Sunday, August 07, 2016

South Africa’s Political Parties Forced Into Coalition Talks
Krista Mahr in Johannesburg
Financial Times

South Africa’s political parties are discussing coalition options for several major cities, thrusting Africa’s most industrialised nation into uncharted territory after the ruling African National Congress suffered its worst electoral performance.

The party once led by Nelson Mandela lost its primacy as South Africans’ party of choice at local elections last week, with opposition parties making gains after voters registered their grievances over high unemployment, shoddy governance and a scandal-prone president.

“In the last few years, the mood has been so grim,” said William Gumede, executive chairperson of Democracy Works.

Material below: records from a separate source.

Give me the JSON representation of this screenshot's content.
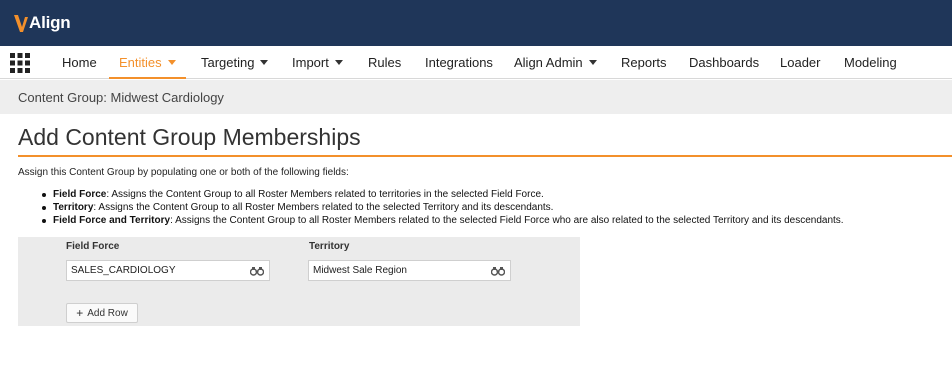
{
  "app": {
    "logo_text": "Align"
  },
  "nav": {
    "items": [
      {
        "label": "Home",
        "has_caret": false,
        "active": false
      },
      {
        "label": "Entities",
        "has_caret": true,
        "active": true
      },
      {
        "label": "Targeting",
        "has_caret": true,
        "active": false
      },
      {
        "label": "Import",
        "has_caret": true,
        "active": false
      },
      {
        "label": "Rules",
        "has_caret": false,
        "active": false
      },
      {
        "label": "Integrations",
        "has_caret": false,
        "active": false
      },
      {
        "label": "Align Admin",
        "has_caret": true,
        "active": false
      },
      {
        "label": "Reports",
        "has_caret": false,
        "active": false
      },
      {
        "label": "Dashboards",
        "has_caret": false,
        "active": false
      },
      {
        "label": "Loader",
        "has_caret": false,
        "active": false
      },
      {
        "label": "Modeling",
        "has_caret": false,
        "active": false
      }
    ]
  },
  "breadcrumb": {
    "text": "Content Group: Midwest Cardiology"
  },
  "page": {
    "title": "Add Content Group Memberships",
    "intro": "Assign this Content Group by populating one or both of the following fields:",
    "bullets": [
      {
        "term": "Field Force",
        "desc": ": Assigns the Content Group to all Roster Members related to territories in the selected Field Force."
      },
      {
        "term": "Territory",
        "desc": ": Assigns the Content Group to all Roster Members related to the selected Territory and its descendants."
      },
      {
        "term": "Field Force and Territory",
        "desc": ": Assigns the Content Group to all Roster Members related to the selected Field Force who are also related to the selected Territory and its descendants."
      }
    ]
  },
  "form": {
    "field_force_label": "Field Force",
    "territory_label": "Territory",
    "field_force_value": "SALES_CARDIOLOGY",
    "territory_value": "Midwest Sale Region",
    "add_row_label": "Add Row"
  },
  "colors": {
    "header_bg": "#1f3659",
    "accent": "#f3902b",
    "panel_bg": "#ebebeb"
  },
  "icons": [
    "apps-grid-icon",
    "caret-down-icon",
    "binoculars-icon",
    "plus-icon"
  ]
}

The ANC, which has dominated South Africa’s political landscape for 22 years, had become a monolith, and no one thought that could change, he said. “There is a sense of a new beginning. It’s almost a renewal of the democracy.”

Though the ANC remains in control of most municipalities, the party’s overall support dropped to 54 per cent — the first time its share of the vote has dropped below 60 per cent since it took power at the country’s first democratic election in 1994.

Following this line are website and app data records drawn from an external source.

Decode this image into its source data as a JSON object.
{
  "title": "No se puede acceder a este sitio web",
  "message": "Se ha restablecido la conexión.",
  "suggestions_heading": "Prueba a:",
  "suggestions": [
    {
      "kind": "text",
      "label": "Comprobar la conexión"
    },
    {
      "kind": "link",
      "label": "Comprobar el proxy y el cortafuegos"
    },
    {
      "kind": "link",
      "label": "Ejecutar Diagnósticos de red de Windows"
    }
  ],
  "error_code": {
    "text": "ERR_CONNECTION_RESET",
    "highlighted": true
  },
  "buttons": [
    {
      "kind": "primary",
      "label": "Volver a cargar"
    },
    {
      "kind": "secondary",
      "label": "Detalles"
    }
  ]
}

The party also lost its controlling majority in Johannesburg, the country’s economic hub, and came second to the opposition Democratic Alliance (DA) in Pretoria, the capital, and Port Elizabeth, an industrial city in the traditional ANC heartland of the Eastern Cape.

With no party taking an outright majority in those municipalities, they will now be governed by coalitions, a practice that has little precedent in South Africa.

The ANC, DA and the Economic Freedom Fighters, a radical party that came third in the overall vote, as well as smaller parties, have begun the tricky negotiations of forming alliances, South African media reported.

“They are all talking to each other,” said Lawson Naidoo, executive secretary of the Council for the Advancement of the South African Constitution. “It is an uncertain time because there are no rules of the game.”

The ANC has accepted its losses, citing low voter turnout in its bases, and framed the results as a net positive for the nation.

Prior to the elections, the only major urban centre not under the ANC’s control was Cape Town.

“These elections were hotly contested, with competing parties passionately arguing their points of view in attempts to win the favour of the electorate,” President Jacob Zuma, who has been dogged by scandals, said on Saturday. “You have shown the world that South Africa is a thriving democracy where differences of political opinion and diverse political preferences are allowed to flourish.”

The shake-up has sparked mixed reactions from investors. The rand made gains against the US dollar as election results trickled in, and ratings firm Moody’s said the more competitive political landscape could boost growth-oriented policies in the run-up to the national polls in 2019, a potential boon to an economy on the edge of recession.

Fitch Ratings, however, cautioned that the drop in support for the ANC could lead to distracting infighting, and that the ruling party might turn to expensive populist policies as it seeks to address voter dissatisfaction, potentially undermining growth.

It is equally uncertain how the new era of coalition politics will play out for South Africans.

The ideological differences between the ANC, DA and EFF could make for unstable alliances. To optimists, however, a sense of joint responsibility could usher in greater transparency and accountability, particularly as the DA and EFF hustle to build support ahead of the general election.

The ruling party’s once strong support is weakening

“They now have to confront the practical reality,” said Mr Gumede. “This is the springboard. They are in government now. They have to do better than the ANC.”

In the ruling party, which still has a national government to run, “introspection” has been the buzz word of the last few days, as party leaders say they will now turn to the onerous task of figuring out what went wrong.

If the party concludes that low turnout in their strongholds was a rebuke of Mr Zuma, the president’s critics may be emboldened to push for him to stand down.

This spring, the party leadership backed Mr Zuma after the nation’s highest court ruled he failed to uphold the constitution by not repaying taxpayer money spent on upgrades to his private estate, sparking widespread calls for his resignation.

“The ANC is going to claim collective responsibility for this result, which will be their way of avoiding confronting the leadership crisis at the top,” said Aubrey Matshiqi, a research fellow at Helen Suzman Foundation. “The question is how long they will be able to avoid it.”

No comments: